Article by Don Rizzs, with research assistance from Ken Jellema and Ed McGee (originally published in the Blue Island Sun-Standard in 1978)
In 1879, Henry Seyfarth inherited the garden property on Vermont St. between Vermont and Stoney Creek. He later sold it to Henry Biroth, a druggist who had a store on 22nd and Archer in Chicago.
In 1883, Biroth and his wife, Elizabeth, built one of Blue Island’s most pretentious homes on this property at 130 W. Vermont St. The home was remodeled years later and is now Hallinan’s Funeral Home.
In the spring of 1890, Henry Biroth, whose business ventures made him a man of lucrative means, built another beautiful Victorian home at 470 Maple Ave. That home, built for his daughter, Stella, and son-in-law-Harry A. Massey, is the subject of today’s Heritage Homes feature. The home is currently owned by Mr. and Mrs. Roy Proctor, and is located at 12800 Maple Ave.
The year was 1895 when Henry Massey and his wife, Clarissa, moved into the home with their son, Harry. They resided there until the turn of the century, when the Lange family occupied the Victorian. In 1902, a respected physician and surgeon, Dr. Mortimer C. Hawk, and his wife, Pearl, purchased the home.
Many Blue Island senior citizens remember Dr. Hawk as their family doctor. He had his offices in the home for many years.
On September 13, 1906, a blessed event happened in the Mozart Ave. home of Louis and Emma Peters. A baby girl was delivered by Dr. Hawk and named Viola Peters. Seventy-two years have passed since then, but Viola Mavity, as she is now known, still vividly remembers the good doctor. Her husband, Warren Mavity, a past commander of the Blue Island Veterans of Foreign Wars, and she reside at 2250 Orchard St.
A well-known insurance agent, Roy L. Proctor, and his wife, Alice, purchased the attractive Victorian on Maple Ave. from Dr. Hawk in August 1947. They have lived there with their children, Guy, Gwen, and Gail, for the past 32 years.
The home, with a pillared front façade, is representative of the many old Blue Island homes built so well to withstand the ravages of time.
Double front doors grace the entrance to the Proctor home and lead to an attractive front foyer. To the left of the foyer is a beautiful hardwood oak staircase leading up to a comfortable alcove overlooking the east wall of the home at the first landing.

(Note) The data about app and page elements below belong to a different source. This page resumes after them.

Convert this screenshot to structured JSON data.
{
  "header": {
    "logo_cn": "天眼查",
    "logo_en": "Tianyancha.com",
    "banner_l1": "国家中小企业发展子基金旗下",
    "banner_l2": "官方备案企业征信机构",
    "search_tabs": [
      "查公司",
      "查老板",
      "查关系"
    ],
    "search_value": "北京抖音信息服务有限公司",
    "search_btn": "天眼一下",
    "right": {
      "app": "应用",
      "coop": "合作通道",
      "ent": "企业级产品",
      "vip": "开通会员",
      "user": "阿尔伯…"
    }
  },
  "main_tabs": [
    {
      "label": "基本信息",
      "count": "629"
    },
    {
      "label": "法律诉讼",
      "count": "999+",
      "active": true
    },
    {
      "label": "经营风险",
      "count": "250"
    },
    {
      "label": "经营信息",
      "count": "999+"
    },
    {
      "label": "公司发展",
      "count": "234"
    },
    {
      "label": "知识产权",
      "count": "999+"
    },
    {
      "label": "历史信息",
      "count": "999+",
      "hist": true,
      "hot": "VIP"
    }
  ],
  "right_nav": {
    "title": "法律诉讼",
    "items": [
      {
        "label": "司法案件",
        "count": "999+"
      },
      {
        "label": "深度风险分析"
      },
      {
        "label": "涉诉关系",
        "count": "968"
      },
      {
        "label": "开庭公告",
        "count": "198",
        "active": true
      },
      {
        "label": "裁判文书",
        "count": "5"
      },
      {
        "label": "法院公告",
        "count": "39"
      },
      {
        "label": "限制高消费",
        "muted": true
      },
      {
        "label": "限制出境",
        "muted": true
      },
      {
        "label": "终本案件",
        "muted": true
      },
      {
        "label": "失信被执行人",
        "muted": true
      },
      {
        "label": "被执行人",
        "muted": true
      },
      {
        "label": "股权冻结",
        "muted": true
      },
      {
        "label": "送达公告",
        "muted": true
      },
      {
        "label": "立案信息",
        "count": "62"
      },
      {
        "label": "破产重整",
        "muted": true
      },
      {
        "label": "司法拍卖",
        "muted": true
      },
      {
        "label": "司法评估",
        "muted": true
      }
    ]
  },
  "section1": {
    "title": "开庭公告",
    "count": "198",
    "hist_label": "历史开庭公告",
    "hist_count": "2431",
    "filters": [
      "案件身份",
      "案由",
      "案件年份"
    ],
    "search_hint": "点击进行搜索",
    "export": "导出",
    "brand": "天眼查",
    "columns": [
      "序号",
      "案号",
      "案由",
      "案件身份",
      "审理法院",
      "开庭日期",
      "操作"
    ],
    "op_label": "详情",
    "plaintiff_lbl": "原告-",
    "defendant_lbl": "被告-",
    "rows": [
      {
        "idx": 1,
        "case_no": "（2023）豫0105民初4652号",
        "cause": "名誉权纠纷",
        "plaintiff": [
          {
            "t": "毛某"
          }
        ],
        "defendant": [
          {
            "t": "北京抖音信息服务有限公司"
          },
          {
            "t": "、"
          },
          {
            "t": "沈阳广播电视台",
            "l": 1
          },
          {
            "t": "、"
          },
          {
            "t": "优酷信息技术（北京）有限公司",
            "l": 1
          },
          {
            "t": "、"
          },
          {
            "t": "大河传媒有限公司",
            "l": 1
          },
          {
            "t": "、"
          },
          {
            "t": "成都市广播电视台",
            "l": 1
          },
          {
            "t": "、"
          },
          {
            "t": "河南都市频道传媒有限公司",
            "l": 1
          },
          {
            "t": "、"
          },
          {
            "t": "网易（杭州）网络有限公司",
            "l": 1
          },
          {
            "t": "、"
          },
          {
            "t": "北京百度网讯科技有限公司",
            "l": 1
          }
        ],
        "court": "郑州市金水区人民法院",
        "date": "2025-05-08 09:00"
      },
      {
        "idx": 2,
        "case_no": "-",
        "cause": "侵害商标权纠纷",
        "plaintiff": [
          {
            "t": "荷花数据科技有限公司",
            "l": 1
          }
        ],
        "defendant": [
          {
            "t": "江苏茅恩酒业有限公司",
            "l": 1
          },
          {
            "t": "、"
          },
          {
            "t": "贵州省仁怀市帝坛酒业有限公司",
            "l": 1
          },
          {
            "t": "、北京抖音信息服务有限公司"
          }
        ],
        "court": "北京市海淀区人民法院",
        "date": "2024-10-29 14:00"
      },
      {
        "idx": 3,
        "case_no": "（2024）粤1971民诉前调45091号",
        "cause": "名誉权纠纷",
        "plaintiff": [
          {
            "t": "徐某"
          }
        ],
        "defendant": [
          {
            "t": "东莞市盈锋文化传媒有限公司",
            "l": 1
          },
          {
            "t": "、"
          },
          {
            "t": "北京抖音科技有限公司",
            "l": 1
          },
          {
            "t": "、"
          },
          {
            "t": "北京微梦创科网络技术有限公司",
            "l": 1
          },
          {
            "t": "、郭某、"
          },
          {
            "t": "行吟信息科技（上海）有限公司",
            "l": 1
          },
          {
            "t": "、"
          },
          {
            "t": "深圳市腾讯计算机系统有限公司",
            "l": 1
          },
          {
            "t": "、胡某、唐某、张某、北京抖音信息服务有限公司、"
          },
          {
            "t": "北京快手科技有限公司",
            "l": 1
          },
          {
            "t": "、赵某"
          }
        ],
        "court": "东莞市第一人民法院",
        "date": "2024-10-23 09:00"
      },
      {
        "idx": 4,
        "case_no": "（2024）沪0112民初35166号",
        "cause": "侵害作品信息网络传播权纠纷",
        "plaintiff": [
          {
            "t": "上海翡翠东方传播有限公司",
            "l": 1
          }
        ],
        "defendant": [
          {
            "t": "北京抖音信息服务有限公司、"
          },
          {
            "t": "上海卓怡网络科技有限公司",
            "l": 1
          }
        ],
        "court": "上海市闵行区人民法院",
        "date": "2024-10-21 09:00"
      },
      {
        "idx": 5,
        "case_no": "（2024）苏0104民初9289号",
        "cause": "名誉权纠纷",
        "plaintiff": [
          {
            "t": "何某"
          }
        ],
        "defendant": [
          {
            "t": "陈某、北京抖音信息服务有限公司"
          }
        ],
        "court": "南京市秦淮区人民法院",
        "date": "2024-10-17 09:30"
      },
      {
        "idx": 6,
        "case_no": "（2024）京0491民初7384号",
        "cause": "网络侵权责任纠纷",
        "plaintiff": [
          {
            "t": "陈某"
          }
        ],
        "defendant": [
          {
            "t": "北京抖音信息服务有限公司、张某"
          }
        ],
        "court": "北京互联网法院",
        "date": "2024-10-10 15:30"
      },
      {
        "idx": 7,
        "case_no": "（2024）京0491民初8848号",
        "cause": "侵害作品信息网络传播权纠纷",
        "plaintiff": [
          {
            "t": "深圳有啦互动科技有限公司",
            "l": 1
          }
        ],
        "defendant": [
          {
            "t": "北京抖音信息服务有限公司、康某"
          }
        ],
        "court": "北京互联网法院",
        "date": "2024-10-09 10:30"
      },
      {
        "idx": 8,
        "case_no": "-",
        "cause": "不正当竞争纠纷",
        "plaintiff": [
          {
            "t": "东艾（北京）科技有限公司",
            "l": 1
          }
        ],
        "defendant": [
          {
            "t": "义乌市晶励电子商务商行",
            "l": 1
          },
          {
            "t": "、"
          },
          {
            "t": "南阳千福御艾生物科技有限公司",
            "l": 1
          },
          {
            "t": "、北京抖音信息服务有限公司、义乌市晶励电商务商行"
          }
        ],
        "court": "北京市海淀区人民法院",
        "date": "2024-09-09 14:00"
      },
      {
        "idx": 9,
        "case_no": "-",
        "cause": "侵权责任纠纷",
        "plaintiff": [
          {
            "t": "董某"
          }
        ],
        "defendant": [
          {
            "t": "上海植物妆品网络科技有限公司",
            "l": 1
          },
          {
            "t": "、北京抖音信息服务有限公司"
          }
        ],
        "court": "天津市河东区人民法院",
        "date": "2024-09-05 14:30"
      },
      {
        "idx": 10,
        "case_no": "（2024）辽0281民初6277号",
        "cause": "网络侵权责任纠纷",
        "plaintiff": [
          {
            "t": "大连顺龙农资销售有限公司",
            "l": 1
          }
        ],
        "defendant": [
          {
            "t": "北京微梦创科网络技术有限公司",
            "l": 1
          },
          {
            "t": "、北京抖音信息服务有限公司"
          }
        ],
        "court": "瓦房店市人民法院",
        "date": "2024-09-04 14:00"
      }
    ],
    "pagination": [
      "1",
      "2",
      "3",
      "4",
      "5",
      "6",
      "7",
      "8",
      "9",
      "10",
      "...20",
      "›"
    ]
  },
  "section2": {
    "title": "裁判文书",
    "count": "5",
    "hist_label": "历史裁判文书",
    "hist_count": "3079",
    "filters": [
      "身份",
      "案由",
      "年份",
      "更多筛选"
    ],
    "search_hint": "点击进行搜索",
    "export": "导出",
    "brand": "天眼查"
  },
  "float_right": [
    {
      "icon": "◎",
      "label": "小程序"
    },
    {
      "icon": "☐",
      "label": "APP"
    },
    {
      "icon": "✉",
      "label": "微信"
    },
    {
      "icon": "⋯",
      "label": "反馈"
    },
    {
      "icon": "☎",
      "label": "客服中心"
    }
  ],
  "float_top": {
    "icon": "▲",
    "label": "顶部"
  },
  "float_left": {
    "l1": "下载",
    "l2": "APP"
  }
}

To the right on the first floor is a comfortable, spacious living room which once served as both a living room and study with sliding doors in between. An original Victorian fireplace graces the inner west wall of the room and stained-glass windows adorn the outer walls. A pair of pure crystal chandeliers, installed by Dr. Hawk more than 50 years ago, illuminate the front parlor. The floors of this section of the home are in-laid with beautiful wood parquet.
To the south of the study is the dining room, with a chandelier and stained-glass windows on the south wall that emit a spray of colors into the room when the southern sun is bright. An interesting feature of the Proctor parlor is a small alcove. Its original use is unknown, but it now serves as a perfect space for the Proctor’s television set.
There is an 1890s sewing room at the east end of the home, just inside the second floor’s pillared veranda. The master bedroom is on the north side of the second floor, with two smaller bedrooms on opposite sides. The second floor hallway leads directly west and ends at the head of the back kitchen stairway, where there is a room once used by servants of the Massey family. A narrow stairway leads up to the third floor, where guest bedrooms with original maple flooring still serve their intended purpose.
There is an antique marble vanity sink with fixtures that date well back into the 1890s in the second floor bathroom. The aforementioned back kitchen stairway leads down to the kitchen, which has wonderfully preserved wood wainscoting throughout the bottom half o the room. A separate back staircase was once used for entering the home on the north side, while the servant’s entrance was conveniently located at the southwestern edge of the home.
The beautiful home was originally heated by first and second floor fireplaces and pot-bellied stoves.